* **Supplied data**:
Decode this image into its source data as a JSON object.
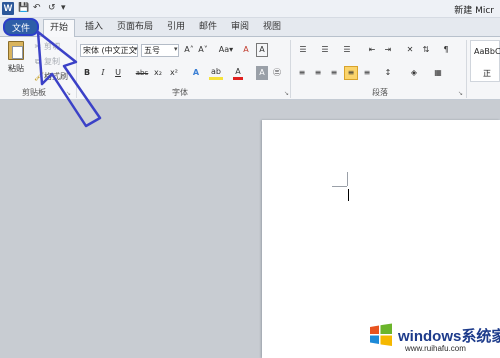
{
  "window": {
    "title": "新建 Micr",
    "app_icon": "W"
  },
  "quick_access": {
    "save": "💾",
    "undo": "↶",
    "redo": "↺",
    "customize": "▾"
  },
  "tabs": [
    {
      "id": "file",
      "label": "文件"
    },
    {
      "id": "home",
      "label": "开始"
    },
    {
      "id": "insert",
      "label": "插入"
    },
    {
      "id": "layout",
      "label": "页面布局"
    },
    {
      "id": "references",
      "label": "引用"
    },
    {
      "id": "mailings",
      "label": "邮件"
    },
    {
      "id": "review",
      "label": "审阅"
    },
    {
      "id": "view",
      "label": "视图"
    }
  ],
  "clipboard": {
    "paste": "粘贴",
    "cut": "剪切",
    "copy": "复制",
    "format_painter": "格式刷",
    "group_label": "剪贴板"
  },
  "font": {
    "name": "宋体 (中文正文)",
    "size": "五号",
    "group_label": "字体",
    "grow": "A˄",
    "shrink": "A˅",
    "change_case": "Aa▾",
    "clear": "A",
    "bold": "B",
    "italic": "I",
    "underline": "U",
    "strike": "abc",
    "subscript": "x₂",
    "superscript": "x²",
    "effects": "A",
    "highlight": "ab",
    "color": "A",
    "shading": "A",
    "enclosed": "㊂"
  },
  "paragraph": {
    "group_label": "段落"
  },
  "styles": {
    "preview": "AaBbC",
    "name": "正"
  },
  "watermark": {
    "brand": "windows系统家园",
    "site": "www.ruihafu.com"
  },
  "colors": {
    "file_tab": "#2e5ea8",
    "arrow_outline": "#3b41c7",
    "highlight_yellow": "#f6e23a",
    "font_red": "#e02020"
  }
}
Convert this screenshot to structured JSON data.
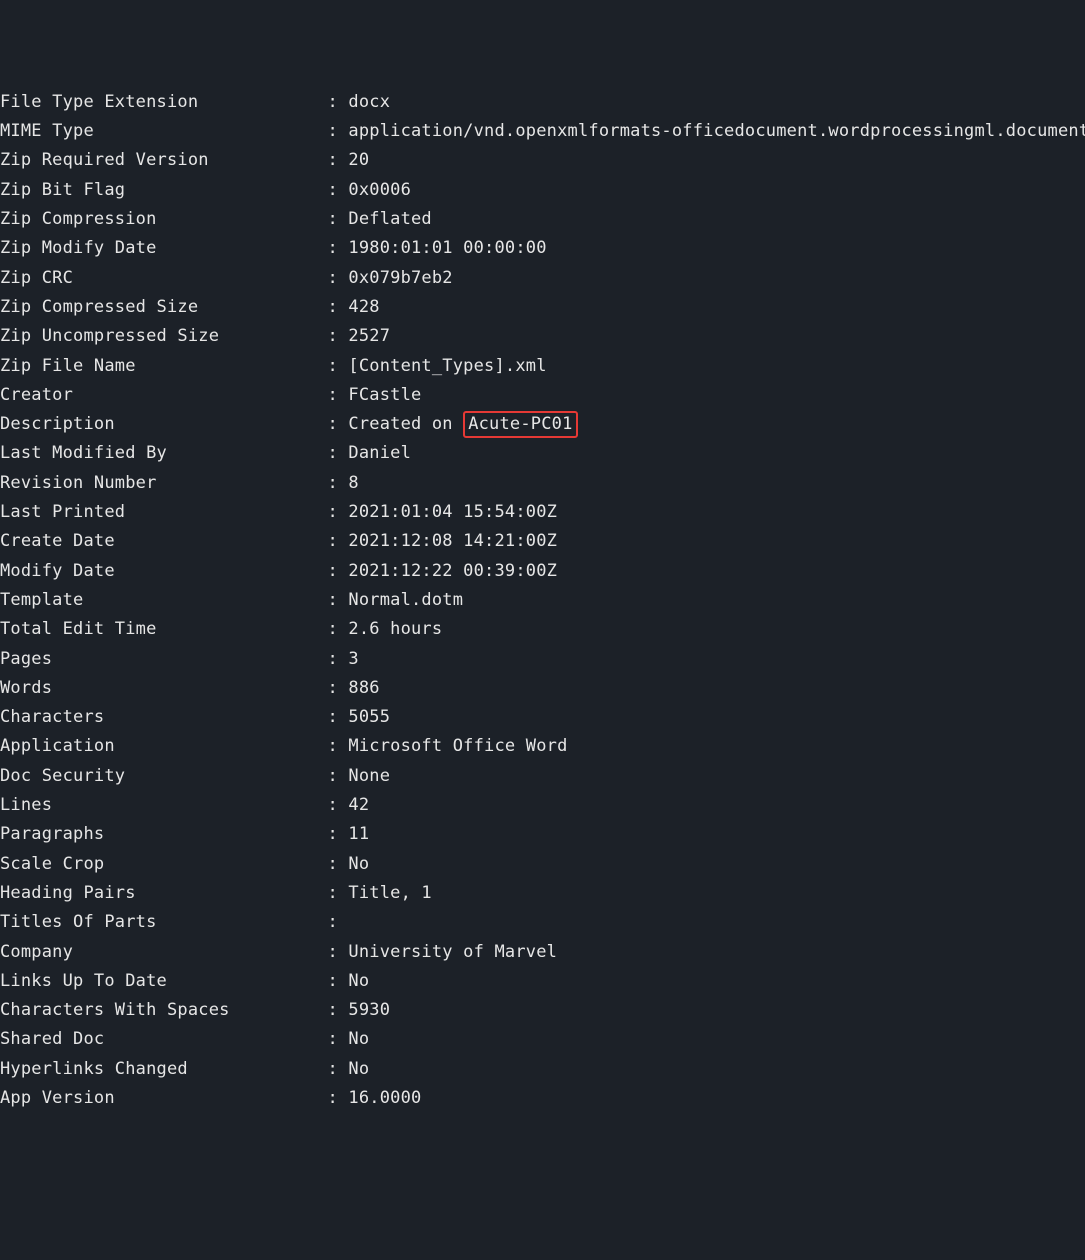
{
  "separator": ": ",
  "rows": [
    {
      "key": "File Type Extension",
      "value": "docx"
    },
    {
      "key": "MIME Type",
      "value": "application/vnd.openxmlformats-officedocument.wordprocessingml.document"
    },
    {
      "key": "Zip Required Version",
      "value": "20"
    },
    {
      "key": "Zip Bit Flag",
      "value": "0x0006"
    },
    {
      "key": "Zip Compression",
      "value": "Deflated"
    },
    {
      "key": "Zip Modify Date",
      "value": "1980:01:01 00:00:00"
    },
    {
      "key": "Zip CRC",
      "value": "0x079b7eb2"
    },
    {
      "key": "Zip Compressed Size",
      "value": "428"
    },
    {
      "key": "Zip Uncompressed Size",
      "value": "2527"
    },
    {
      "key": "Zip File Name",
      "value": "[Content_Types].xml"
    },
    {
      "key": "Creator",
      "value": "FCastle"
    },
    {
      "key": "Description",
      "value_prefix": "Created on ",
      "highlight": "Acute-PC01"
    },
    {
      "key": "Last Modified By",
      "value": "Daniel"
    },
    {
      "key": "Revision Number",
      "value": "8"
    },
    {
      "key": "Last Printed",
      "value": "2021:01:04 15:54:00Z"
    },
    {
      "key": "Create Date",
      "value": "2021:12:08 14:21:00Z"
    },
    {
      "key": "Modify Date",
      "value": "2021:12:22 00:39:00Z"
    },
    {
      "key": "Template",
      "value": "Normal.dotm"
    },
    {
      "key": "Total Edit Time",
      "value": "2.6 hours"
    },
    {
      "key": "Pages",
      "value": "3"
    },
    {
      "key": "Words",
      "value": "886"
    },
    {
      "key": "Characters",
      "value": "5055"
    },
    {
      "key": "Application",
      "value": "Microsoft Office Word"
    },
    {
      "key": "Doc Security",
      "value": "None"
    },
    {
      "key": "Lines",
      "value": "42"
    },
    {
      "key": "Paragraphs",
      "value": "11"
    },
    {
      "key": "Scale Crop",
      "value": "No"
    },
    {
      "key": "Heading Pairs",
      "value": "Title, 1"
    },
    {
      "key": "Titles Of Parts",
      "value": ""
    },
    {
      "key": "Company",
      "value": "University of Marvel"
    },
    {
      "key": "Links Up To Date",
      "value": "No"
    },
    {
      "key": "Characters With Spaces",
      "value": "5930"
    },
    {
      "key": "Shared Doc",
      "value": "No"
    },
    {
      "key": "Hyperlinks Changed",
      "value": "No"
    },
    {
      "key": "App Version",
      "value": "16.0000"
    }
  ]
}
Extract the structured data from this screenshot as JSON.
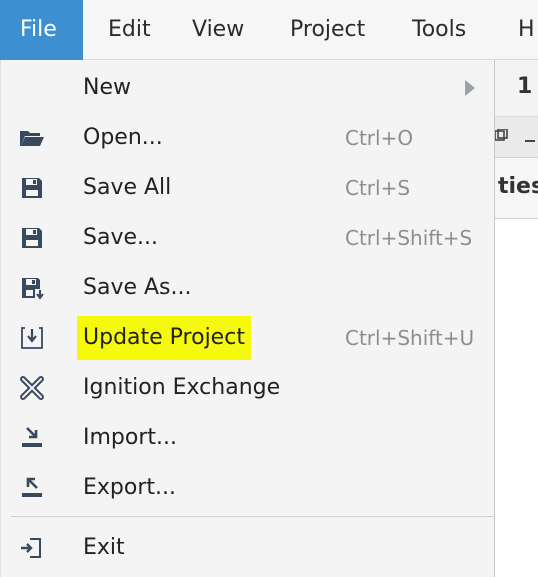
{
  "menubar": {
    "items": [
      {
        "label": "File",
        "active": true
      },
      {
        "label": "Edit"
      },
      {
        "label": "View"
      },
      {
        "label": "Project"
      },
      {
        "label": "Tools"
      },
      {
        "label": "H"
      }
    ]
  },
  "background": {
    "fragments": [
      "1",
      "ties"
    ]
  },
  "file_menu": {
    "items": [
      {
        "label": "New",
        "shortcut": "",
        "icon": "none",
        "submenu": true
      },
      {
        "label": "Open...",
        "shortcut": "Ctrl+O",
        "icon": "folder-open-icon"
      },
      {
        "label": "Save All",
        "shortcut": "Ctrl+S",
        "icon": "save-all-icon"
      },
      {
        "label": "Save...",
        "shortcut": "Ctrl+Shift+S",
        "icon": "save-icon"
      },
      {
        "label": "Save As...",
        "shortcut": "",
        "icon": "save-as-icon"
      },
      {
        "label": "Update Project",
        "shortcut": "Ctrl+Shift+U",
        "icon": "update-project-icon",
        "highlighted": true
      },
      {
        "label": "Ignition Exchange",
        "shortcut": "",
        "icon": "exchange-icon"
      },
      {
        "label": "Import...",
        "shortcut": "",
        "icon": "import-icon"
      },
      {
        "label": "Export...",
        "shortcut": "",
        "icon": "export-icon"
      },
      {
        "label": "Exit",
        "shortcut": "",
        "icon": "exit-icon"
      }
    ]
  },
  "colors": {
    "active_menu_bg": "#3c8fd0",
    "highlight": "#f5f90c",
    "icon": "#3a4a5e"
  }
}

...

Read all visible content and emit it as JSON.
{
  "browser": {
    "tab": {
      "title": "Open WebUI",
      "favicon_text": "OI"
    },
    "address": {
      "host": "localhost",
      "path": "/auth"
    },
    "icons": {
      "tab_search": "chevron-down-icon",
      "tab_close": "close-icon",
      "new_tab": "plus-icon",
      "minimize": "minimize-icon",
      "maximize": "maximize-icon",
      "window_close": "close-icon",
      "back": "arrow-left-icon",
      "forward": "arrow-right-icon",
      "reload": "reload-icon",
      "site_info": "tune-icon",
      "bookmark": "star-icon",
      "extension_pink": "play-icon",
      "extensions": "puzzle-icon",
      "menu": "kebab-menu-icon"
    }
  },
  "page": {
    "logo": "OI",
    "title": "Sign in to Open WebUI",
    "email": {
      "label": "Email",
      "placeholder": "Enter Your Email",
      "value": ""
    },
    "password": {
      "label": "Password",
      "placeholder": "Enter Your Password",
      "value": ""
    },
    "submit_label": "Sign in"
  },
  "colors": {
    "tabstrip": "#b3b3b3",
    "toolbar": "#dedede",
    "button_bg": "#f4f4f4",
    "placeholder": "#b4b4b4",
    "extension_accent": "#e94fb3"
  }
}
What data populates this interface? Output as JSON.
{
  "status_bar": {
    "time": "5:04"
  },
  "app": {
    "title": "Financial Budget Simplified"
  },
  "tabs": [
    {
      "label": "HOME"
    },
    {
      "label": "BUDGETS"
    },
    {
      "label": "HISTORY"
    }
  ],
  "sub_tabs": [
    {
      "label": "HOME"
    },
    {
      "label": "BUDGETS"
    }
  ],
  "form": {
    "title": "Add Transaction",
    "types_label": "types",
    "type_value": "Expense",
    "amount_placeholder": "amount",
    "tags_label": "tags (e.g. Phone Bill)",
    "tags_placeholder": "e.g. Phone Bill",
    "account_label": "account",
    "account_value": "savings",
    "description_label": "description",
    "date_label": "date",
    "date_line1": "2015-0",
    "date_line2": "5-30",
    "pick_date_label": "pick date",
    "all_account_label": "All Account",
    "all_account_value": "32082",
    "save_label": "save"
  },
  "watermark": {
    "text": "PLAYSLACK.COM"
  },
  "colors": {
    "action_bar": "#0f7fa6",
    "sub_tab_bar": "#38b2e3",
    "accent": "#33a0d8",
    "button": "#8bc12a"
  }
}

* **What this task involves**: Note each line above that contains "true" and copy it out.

* **Problem solution**:
        "active": true
        "submenu": true
        "highlighted": true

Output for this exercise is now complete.